Fourteen out of the 16 years I taught in a Math/Algebra classroom, I used grade contracts. The two years I didn’t, my students scores on the Texas standardized tests went down and overall academic success was reduced, as well. I immediately put the contract back into place and the scores jumped back up as did student outcomes. Perhaps the biggest positive was that my students loved the contract.I taught middle school. The Grade Contract came about because I was troubled when a student received a lower grade and, not having any other recourse, simply tossed it into a notebook or trash can. I wanted them to go back to the assignment, revisit it, sit with me and gain the missing pieces that would ensure their mastery of the concepts. However, there was little incentive to do so. That’s where the grade contacts came in.

Every year, I would provide the contracts to the student and explain the process:

Contracts were voluntary. Parents could absolutely decide their child would not participate (but in my 14 years with them, not one parent ever did.)Students AND their parents chose a grade of A or B. This meant that the student agreed to correct each and every assignment to their selected grade of A or B. No exceptions.If a student and parent disagreed on the grade choice, the parent always won. Period.Student corrections could not simply be a piece of paper with the correct answer. (Ex: Wrong answer was False, student turns in True) Instead, the students must show their work completely and explain what the mistake was and how they corrected it.Students must turn in the original assignment with the corrections. Losing the original work meant the entire assignment would need to be redone. (Students RARELY lost their assignments.)My role in the contract was to keep the students and parents very well informed of any missing grades or low grades that needed corrections. My role was also to provide support to the student to remediate and strengthen their skills so they could meet their contract grade.The parents’ role was to encourage and motivate their students to complete the work. When notified of a missing or low grade, the parents also agreed to support their students in their efforts to correct what was not understood to achieve their contract grade.The students’ role was to do the work in a timely fashion and seek support whenever it was needed. Oh, and the students had one more job – to celebrate with their parents when the took home that A or B.

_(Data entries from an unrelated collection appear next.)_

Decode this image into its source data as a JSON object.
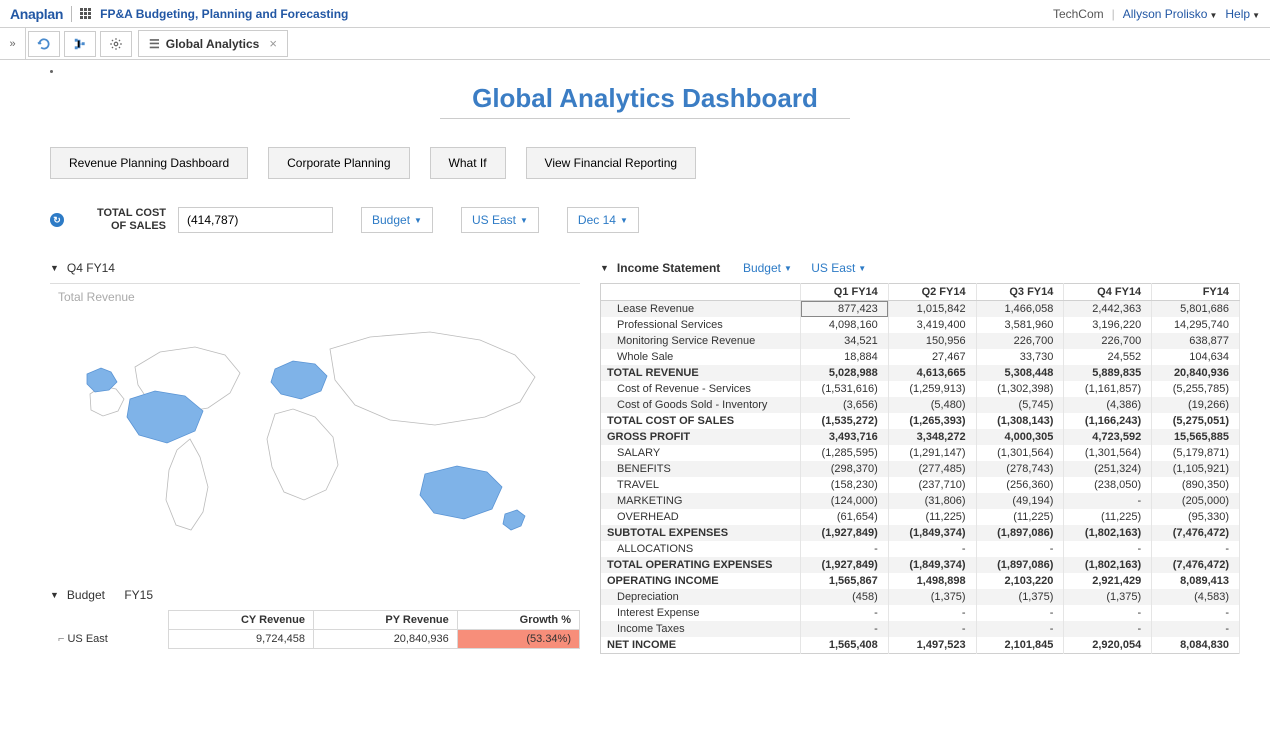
{
  "header": {
    "logo": "Anaplan",
    "breadcrumb": "FP&A Budgeting, Planning and Forecasting",
    "org": "TechCom",
    "user": "Allyson Prolisko",
    "help": "Help"
  },
  "tab": {
    "label": "Global Analytics"
  },
  "page_title": "Global Analytics Dashboard",
  "nav_buttons": [
    "Revenue Planning Dashboard",
    "Corporate Planning",
    "What If",
    "View Financial Reporting"
  ],
  "metric": {
    "label_line1": "TOTAL COST",
    "label_line2": "OF SALES",
    "value": "(414,787)"
  },
  "filters": {
    "version": "Budget",
    "region": "US East",
    "period": "Dec 14"
  },
  "map_panel": {
    "period": "Q4 FY14",
    "subtitle": "Total Revenue"
  },
  "budget_panel": {
    "label": "Budget",
    "year": "FY15",
    "columns": [
      "CY Revenue",
      "PY Revenue",
      "Growth %"
    ],
    "row": {
      "name": "US East",
      "cy": "9,724,458",
      "py": "20,840,936",
      "growth": "(53.34%)"
    }
  },
  "income_panel": {
    "title": "Income Statement",
    "version": "Budget",
    "region": "US East"
  },
  "income_table": {
    "columns": [
      "Q1 FY14",
      "Q2 FY14",
      "Q3 FY14",
      "Q4 FY14",
      "FY14"
    ],
    "rows": [
      {
        "label": "Lease Revenue",
        "values": [
          "877,423",
          "1,015,842",
          "1,466,058",
          "2,442,363",
          "5,801,686"
        ],
        "indent": true,
        "shade": true,
        "selected": 0
      },
      {
        "label": "Professional Services",
        "values": [
          "4,098,160",
          "3,419,400",
          "3,581,960",
          "3,196,220",
          "14,295,740"
        ],
        "indent": true
      },
      {
        "label": "Monitoring Service Revenue",
        "values": [
          "34,521",
          "150,956",
          "226,700",
          "226,700",
          "638,877"
        ],
        "indent": true,
        "shade": true
      },
      {
        "label": "Whole Sale",
        "values": [
          "18,884",
          "27,467",
          "33,730",
          "24,552",
          "104,634"
        ],
        "indent": true
      },
      {
        "label": "TOTAL REVENUE",
        "values": [
          "5,028,988",
          "4,613,665",
          "5,308,448",
          "5,889,835",
          "20,840,936"
        ],
        "bold": true,
        "shade": true
      },
      {
        "label": "Cost of Revenue - Services",
        "values": [
          "(1,531,616)",
          "(1,259,913)",
          "(1,302,398)",
          "(1,161,857)",
          "(5,255,785)"
        ],
        "indent": true
      },
      {
        "label": "Cost of Goods Sold - Inventory",
        "values": [
          "(3,656)",
          "(5,480)",
          "(5,745)",
          "(4,386)",
          "(19,266)"
        ],
        "indent": true,
        "shade": true
      },
      {
        "label": "TOTAL COST OF SALES",
        "values": [
          "(1,535,272)",
          "(1,265,393)",
          "(1,308,143)",
          "(1,166,243)",
          "(5,275,051)"
        ],
        "bold": true
      },
      {
        "label": "GROSS PROFIT",
        "values": [
          "3,493,716",
          "3,348,272",
          "4,000,305",
          "4,723,592",
          "15,565,885"
        ],
        "bold": true,
        "shade": true
      },
      {
        "label": "SALARY",
        "values": [
          "(1,285,595)",
          "(1,291,147)",
          "(1,301,564)",
          "(1,301,564)",
          "(5,179,871)"
        ],
        "indent": true
      },
      {
        "label": "BENEFITS",
        "values": [
          "(298,370)",
          "(277,485)",
          "(278,743)",
          "(251,324)",
          "(1,105,921)"
        ],
        "indent": true,
        "shade": true
      },
      {
        "label": "TRAVEL",
        "values": [
          "(158,230)",
          "(237,710)",
          "(256,360)",
          "(238,050)",
          "(890,350)"
        ],
        "indent": true
      },
      {
        "label": "MARKETING",
        "values": [
          "(124,000)",
          "(31,806)",
          "(49,194)",
          "-",
          "(205,000)"
        ],
        "indent": true,
        "shade": true
      },
      {
        "label": "OVERHEAD",
        "values": [
          "(61,654)",
          "(11,225)",
          "(11,225)",
          "(11,225)",
          "(95,330)"
        ],
        "indent": true
      },
      {
        "label": "SUBTOTAL EXPENSES",
        "values": [
          "(1,927,849)",
          "(1,849,374)",
          "(1,897,086)",
          "(1,802,163)",
          "(7,476,472)"
        ],
        "bold": true,
        "shade": true
      },
      {
        "label": "ALLOCATIONS",
        "values": [
          "-",
          "-",
          "-",
          "-",
          "-"
        ],
        "indent": true
      },
      {
        "label": "TOTAL OPERATING EXPENSES",
        "values": [
          "(1,927,849)",
          "(1,849,374)",
          "(1,897,086)",
          "(1,802,163)",
          "(7,476,472)"
        ],
        "bold": true,
        "shade": true
      },
      {
        "label": "OPERATING INCOME",
        "values": [
          "1,565,867",
          "1,498,898",
          "2,103,220",
          "2,921,429",
          "8,089,413"
        ],
        "bold": true
      },
      {
        "label": "Depreciation",
        "values": [
          "(458)",
          "(1,375)",
          "(1,375)",
          "(1,375)",
          "(4,583)"
        ],
        "indent": true,
        "shade": true
      },
      {
        "label": "Interest Expense",
        "values": [
          "-",
          "-",
          "-",
          "-",
          "-"
        ],
        "indent": true
      },
      {
        "label": "Income Taxes",
        "values": [
          "-",
          "-",
          "-",
          "-",
          "-"
        ],
        "indent": true,
        "shade": true
      },
      {
        "label": "NET INCOME",
        "values": [
          "1,565,408",
          "1,497,523",
          "2,101,845",
          "2,920,054",
          "8,084,830"
        ],
        "bold": true
      }
    ]
  }
}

The realities:

Students immediately saw themselves as an “A” or “B” student. I taught in an economically challenged area and the students dealt with some very real-life struggles that many students don’t encounter. Many of the students who previously saw themselves as a “bad” Math Student immediately changed their own perceptions. “I’m an A student,” they’d proclaim! Of course, they always could have been but there was something about the contract that made it real for them.Parents and students loved the security of the contract. They especially liked the idea that all of the concepts covered were considered important for mastery. Most importantly, students and parents expressed openly that the contract helped with differentiation because students who needed some more time or support to master concepts was given that opportunity.Student grades improved. In fact, few students who chose a “B” actually made a “B.” Most made “A’s.”Standardized test scores improved (In our high stakes state, that was a BIG deal.)The first 60 days of the school year meant that I was making a lot of contact with the parents and the students. Inevitably, students didn’t turn something in or their grade was low and they didn’t correct it and I had to ensure that they knew about it. If we couldn’t get it rectified, then I needed to contact parents. I made a lot of phone calls and worked extra time with a lot of students. It was the most rewarding (and exhausting) experience! I learned who my students were, learned their learning styles, and built relationships with them and their parents. Hard work? Yes! Worth every minute? Absolutely!Not ever student made their contract grade. I did have students who made C’s and D’s. In all cases, these were students who had not been successful in previous years and had failed Math at least once. In this case, I’d say they were a success.Yes, I had some students receive failing grades. It breaks my heart to say that some of the students did fail. This situation was very rare but it did happen. And, because of the contact I had with the students and their parents, this only occurred with the parents and the student being 100% aware of the situation and how it had come to this grade. When the situation occurred, we jumped right on the grade contract again and worked towards the next semester’s grade.I threw my bell curve lessons out the window and had a goal of an all A class. We came close but we never quite earned 100% A grades.

I often travel and provide professional development on the use of a classroom website as an instructional tool. On my Sample Classroom Website that I use to provide the trainings, I have this Grade Contract. Over the years, it’s always been a joy to have someone stop by to share that they are using their classroom websites but also have had great success with the grade contracts, as well.

It may seem like an unusual idea but it was a powerful concept that improved student success in my classroom and gave the students an opportunity to focus on mastery and not a “one-time-grade-or-fail” philosophy. They knew my goal was that they get the concepts that would help them as their education moved forward.

Below is a copy of the Grade Contract I actually used with the students and their parents. I’d love to hear what you think about it so please share your thoughts and, if you’ve used a grade contract, please share your experiences. (Click on the article title for the grade contract)